FOCUS is a Leicester-based young people’s charity who strive to transform young people’s lives through inspiring and empowering projects and volunteering opportunities that improve local communities.
With the help of a £15,000 grant from Wooden Spoon Leicestershire, FOCUS charity undertook the hiring of the primary site on the allotment in 2018 in order to build a unique ‘Breathing Space’ project that sought to use outdoor space and environment to meet and support young people aged 13-25 in the Leicester area to improve mental health, their well-being and life prospects. The allotment sees the young people work together alongside staff and volunteers to develop their confidence, resilience, self-esteem and coping strategies as they grow healthy food, engage with the local community and enjoy a slower pace of life away from the pressures of school, social media and the city.
The concept of the project came from a previous project the charity managed from called ‘Roots and Shoots’. This was an inter-generational project that uses gardening, outdoors and arts to get young people and adults to work with senior citizens to help tackle loneliness and build bridges between generational and communities.
The learning and practical skills gained by FOCUS in delivering that project formed the basis for building this new venture.
Director of Programme Development at FOCUS, Gavan Wilmot, said: “We viewed that young people gained the same positive emotional and well-being outcomes that we assumed elders were gaining. Youth projects for our set age groups and demographic was our principal business so we set out to put young people at the core and this could address deep lying sensitive issues like mental health in a very grassroots approach.”
Every aspect of life was impacted in 2020 with the emergence of coronavirus as was the site and the project. The site in the lockdown period of spring suffered as FOCUS were not able to safely provide any face to face work with young people or visit the site due to movement restrictions.
Once those restrictions began to be lifted, staff along with loyal volunteers and dedicated young people returned to help bring the site back to working order. The allotment was the first delivery space that allowed the teams to meet small groups of young people with adults in the outdoors which was more conducive to maintaining covid -19 safety than indoor engagement.

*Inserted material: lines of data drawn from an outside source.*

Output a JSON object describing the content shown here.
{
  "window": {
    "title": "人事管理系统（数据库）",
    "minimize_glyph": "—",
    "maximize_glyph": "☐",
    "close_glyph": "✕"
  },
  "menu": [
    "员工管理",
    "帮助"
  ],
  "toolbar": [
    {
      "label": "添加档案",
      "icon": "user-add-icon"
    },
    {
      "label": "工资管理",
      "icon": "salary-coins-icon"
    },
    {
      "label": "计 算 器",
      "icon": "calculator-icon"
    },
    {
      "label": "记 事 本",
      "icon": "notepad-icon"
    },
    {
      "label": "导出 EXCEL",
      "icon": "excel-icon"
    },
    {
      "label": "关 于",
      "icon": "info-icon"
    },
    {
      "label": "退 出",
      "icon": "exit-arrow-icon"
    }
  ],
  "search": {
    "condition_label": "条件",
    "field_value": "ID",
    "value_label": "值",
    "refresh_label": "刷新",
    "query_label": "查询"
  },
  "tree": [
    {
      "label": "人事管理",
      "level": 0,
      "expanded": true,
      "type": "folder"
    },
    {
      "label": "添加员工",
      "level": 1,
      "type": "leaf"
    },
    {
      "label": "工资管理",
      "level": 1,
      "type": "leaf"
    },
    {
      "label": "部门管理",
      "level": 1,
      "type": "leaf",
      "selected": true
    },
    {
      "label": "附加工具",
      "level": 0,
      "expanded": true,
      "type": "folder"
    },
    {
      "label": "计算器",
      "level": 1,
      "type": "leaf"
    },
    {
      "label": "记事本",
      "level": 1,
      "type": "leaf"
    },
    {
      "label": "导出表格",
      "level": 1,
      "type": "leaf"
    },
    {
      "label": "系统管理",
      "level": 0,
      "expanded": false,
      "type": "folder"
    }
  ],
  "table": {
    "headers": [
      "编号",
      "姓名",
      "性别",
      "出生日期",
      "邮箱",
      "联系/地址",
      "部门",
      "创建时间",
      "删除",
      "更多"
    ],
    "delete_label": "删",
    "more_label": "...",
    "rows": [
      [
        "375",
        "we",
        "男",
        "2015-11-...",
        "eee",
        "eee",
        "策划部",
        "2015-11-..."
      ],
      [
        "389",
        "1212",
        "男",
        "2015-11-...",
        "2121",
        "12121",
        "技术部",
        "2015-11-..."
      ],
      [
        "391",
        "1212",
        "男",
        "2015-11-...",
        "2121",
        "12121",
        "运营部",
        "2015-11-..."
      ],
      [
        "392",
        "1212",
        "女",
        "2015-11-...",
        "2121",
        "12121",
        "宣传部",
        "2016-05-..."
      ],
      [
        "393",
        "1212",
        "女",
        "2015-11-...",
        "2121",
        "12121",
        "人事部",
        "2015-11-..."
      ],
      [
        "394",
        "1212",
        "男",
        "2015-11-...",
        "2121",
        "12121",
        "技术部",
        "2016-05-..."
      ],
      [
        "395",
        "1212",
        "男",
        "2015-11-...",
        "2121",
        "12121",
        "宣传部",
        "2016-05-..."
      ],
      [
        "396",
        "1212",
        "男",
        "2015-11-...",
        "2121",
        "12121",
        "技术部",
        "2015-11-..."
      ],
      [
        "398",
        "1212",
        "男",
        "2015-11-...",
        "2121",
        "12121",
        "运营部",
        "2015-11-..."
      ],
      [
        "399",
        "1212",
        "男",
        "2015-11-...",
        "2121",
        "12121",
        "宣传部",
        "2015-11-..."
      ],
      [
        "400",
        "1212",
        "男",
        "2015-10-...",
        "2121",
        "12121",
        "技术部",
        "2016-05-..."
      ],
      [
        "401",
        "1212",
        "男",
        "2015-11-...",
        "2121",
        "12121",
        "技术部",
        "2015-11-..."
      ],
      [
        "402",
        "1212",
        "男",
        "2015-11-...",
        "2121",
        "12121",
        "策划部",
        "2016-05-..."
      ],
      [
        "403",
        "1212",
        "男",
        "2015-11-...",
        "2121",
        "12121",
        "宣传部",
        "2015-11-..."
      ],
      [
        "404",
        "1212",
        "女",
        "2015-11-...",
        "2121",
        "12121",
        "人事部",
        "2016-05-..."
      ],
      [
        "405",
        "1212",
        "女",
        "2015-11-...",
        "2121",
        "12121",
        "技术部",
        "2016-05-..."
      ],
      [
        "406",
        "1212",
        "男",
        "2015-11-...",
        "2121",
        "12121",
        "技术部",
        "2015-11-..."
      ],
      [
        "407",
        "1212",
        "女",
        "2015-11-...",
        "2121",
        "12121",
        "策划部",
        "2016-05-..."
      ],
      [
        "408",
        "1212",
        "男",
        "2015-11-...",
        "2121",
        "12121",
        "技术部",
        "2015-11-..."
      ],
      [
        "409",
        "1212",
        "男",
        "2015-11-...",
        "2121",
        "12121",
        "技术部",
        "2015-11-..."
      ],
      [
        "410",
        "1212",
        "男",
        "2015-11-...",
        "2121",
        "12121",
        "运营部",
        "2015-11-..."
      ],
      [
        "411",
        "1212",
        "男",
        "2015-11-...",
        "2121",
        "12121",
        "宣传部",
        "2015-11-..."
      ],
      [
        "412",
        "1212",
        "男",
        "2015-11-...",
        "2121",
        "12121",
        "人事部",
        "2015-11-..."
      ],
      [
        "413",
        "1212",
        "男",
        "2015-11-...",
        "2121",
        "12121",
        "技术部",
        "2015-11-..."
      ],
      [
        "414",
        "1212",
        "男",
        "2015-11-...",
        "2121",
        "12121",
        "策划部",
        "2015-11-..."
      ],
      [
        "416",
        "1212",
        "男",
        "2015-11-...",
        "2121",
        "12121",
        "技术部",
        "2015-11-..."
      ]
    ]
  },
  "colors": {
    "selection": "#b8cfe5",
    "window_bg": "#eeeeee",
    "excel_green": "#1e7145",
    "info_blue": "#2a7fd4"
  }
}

Gavan continued: “Young people have reported how much they enjoy being on the site and working the land and doing various maintenance tasks. We have worked in small bubbles and this has helped adults spend more valuable time and effort working with young people to explore their needs and developments.”
The allotment was opened in honour of Wooden Spoon Leicestershire longstanding committee member, Bleddyn Jones, who sadly passed away earlier in the year. Bleddyn was involved with Wooden Spoon for over 20 years and was the unmistakeable voice of Leicester Tigers match commentary on BBC Radio.
Wooden Spoon Leicestershire committee Chairman, Malcolm Foulkes-Arnold, said of the opening:
“It was an emotional and empowering day to be able to re-visit the Wooden Spoon allotment to officially open the project and see the fantastic work that has been carried out pre and post pandemic. The young people from Focus have worked extremely hard to bring this project to life and it was great that Wooden Spoon Leicestershire have been able to offer our support. The allotment has created an environment that will enable young people to manage their own mental health and provides an eye-catching site that draws in the local community. At the opening we saw first hand how this allotment has already made a difference to the young people lives and also brought together the local community with local allotment holders working together with the young people to pass knowledge, with the young people in turn helping the older allotment holders with manual help such as digging.”